Find the motivation. Create the motivation if one is not readily apparent.  The goal is to create a performance that will entertain the audience rather than bore it. Boring the audience with a generic plain Jane performance is not an option. Find the entertainment value. Find the character. And finding the character means you bring thoughtful specificity to your performance.  When you begin to see that you would animate Joseph one way in your scene, but if it were Eli you would do it much differently, then you are beginning to think in terms of character not mindless motion.

Future posts will consider creating  great performances for animators.

Lessons From Ollie Johnston

In this video Glen Keane talks about Ollie Johnston’s animation and drawings.

There are some great lessons in this video that I would like to apply to our film.

Great Key Poses

“Look for the golden drawing and use your time around it.”

Finding good key poses are half the battle of good animation. Key poses are first and foremost filled with clear personality. Personality and clarity create strong poses. Most animation scenes usually contain only a small handful of these key, golden storytelling poses. The  keys surrounding those golden poses will be good poses that play a supporting role. They support in 3 basic ways. First, they lead into the pose from the previous pose. Second, they enhance the pose by giving the golden pose duration, variation, or strengthening it by going to an extreme. And finally, third, they lead out of the pose.

What does this mean in terms of animation?  Once you find that pose you must then consider how it will “live” in time. Unless the pose will be held rock solid, which is rare, you have to think about how this pose will move. We call it a ‘moving pose.’ A pose has a life of 1 frame (or 2 frames in 2D animation) and it needs tol extend long enough to do it’s job in telling the story. Sometimes it’s as simple as pushing it to a more extreme poses. Longer duration’s of life will require variations of the key pose, which means you must decide how the character will live in that pose by coming up with subtle acting business or secondary action.

Using motion capture gives you a starting point.  You can usually identify the key poses in motion capture and massage the data to better serve the story.  Since we must still animate the hands and face we must still think of this animation in animation terms. The face and hands carry at least 50% of a character’s performance.

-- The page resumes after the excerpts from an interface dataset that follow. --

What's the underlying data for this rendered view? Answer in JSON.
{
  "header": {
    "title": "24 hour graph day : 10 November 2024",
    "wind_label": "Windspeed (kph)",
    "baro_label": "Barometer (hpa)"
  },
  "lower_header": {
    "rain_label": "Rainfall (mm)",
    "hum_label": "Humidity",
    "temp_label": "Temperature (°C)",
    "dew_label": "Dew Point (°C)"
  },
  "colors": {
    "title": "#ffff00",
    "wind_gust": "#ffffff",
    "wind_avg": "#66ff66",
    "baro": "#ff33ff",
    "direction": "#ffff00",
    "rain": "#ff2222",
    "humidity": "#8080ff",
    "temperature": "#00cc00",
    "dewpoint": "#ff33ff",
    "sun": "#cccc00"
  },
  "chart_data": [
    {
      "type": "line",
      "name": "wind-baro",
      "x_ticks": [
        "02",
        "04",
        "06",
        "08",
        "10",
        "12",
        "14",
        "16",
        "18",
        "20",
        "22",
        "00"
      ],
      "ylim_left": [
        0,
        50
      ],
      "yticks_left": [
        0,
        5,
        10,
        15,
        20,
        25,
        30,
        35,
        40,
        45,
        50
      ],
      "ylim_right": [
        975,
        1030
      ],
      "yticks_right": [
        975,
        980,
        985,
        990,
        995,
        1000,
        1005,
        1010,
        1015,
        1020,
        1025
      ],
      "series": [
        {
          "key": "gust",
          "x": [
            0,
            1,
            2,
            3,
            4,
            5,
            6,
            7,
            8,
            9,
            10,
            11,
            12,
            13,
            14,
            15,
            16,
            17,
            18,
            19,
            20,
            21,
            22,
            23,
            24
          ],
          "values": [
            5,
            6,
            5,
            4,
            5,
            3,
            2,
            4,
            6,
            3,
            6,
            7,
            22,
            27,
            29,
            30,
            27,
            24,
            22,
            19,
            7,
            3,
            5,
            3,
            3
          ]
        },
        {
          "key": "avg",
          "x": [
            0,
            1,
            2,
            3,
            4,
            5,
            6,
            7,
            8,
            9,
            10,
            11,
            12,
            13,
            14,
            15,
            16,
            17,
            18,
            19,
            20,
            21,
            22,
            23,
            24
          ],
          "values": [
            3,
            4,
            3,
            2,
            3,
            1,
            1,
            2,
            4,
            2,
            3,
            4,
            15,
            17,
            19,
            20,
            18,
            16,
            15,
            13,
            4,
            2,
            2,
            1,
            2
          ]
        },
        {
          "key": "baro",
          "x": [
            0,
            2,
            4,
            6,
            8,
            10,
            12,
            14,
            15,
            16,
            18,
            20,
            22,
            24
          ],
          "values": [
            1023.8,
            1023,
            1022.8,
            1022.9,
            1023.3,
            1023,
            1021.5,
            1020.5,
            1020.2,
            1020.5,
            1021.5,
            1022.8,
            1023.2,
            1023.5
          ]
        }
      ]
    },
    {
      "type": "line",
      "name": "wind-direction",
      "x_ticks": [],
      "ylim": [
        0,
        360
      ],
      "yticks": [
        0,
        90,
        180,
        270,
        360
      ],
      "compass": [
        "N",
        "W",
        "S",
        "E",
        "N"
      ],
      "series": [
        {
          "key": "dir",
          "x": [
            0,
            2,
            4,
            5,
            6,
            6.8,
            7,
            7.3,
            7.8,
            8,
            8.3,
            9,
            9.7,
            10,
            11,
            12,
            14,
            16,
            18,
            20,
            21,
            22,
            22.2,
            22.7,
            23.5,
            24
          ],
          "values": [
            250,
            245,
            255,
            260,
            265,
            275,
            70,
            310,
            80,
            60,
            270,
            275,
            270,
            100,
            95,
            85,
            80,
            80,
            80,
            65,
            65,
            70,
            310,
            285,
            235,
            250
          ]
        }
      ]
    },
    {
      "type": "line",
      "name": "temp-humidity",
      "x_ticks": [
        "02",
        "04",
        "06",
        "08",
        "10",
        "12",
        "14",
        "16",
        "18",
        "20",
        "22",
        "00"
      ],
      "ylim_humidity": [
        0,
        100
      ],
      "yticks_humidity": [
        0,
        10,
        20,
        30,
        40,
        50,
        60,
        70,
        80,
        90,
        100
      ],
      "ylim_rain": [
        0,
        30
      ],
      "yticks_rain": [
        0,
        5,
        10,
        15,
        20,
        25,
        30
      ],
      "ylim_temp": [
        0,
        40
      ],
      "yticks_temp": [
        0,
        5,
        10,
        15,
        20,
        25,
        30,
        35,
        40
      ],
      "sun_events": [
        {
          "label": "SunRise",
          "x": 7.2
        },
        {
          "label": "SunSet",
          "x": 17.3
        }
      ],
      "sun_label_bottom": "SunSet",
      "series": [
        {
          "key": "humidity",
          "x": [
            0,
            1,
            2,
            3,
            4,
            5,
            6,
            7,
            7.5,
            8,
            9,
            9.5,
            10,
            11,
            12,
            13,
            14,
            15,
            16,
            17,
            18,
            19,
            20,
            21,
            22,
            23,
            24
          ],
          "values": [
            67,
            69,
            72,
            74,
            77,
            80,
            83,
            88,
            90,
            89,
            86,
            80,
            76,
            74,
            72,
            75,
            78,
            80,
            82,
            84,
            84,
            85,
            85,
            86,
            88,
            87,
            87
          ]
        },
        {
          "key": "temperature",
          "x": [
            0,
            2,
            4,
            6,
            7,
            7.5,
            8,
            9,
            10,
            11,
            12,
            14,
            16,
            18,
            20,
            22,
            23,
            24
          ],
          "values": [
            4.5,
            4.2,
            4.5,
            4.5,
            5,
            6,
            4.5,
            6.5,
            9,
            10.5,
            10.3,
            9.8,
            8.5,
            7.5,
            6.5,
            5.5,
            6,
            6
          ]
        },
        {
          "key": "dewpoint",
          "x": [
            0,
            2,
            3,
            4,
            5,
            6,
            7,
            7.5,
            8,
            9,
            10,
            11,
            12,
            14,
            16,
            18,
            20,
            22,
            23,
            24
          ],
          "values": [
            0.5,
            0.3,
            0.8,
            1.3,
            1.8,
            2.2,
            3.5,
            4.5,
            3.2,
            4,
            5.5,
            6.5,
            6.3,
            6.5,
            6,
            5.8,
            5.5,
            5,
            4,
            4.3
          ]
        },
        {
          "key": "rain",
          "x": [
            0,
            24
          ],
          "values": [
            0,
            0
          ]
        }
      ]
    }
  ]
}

“Each golden drawing is used to strengthen the one that follows.”

The poses that lead into and out of the key golden pose can either weaken or strengthen that pose. How one gets from point A to point B is very important.  Arcs, timing and secondary action convey weight and emotion. Used well they will create solid personality-filled characters.

“Crawl into the heart of your character”

The characters you animate must feel like they have heart.  They must come across as living, thinking, feeling characters.

What matters is your ability of identifying with the heart of your character.

Your characters are not robots who follow a predetermined series of movements. The only way to move from robot animation to character performance animation is to crawl into the heart of your character. What are they thinking and feeling at this very moment in your scene?  What are they anticipating? What are they hearing from others and what do they think about what is being said? Are they afraid, and trying to hide it? Are they tuning someone out, as if they’ve heard it hundreds of times before?  Are they trying to contain their excitement for the sake of “proper behavior” when in reality they want to run and jump and dance?

These two principles go hand-in-hand

In order to find great key poses you must get into the heart of your character.  When you can identify with them, or feel how they feel, you can channel your emotion into good poses.  Great poses come out of trying to get under your character’s skin.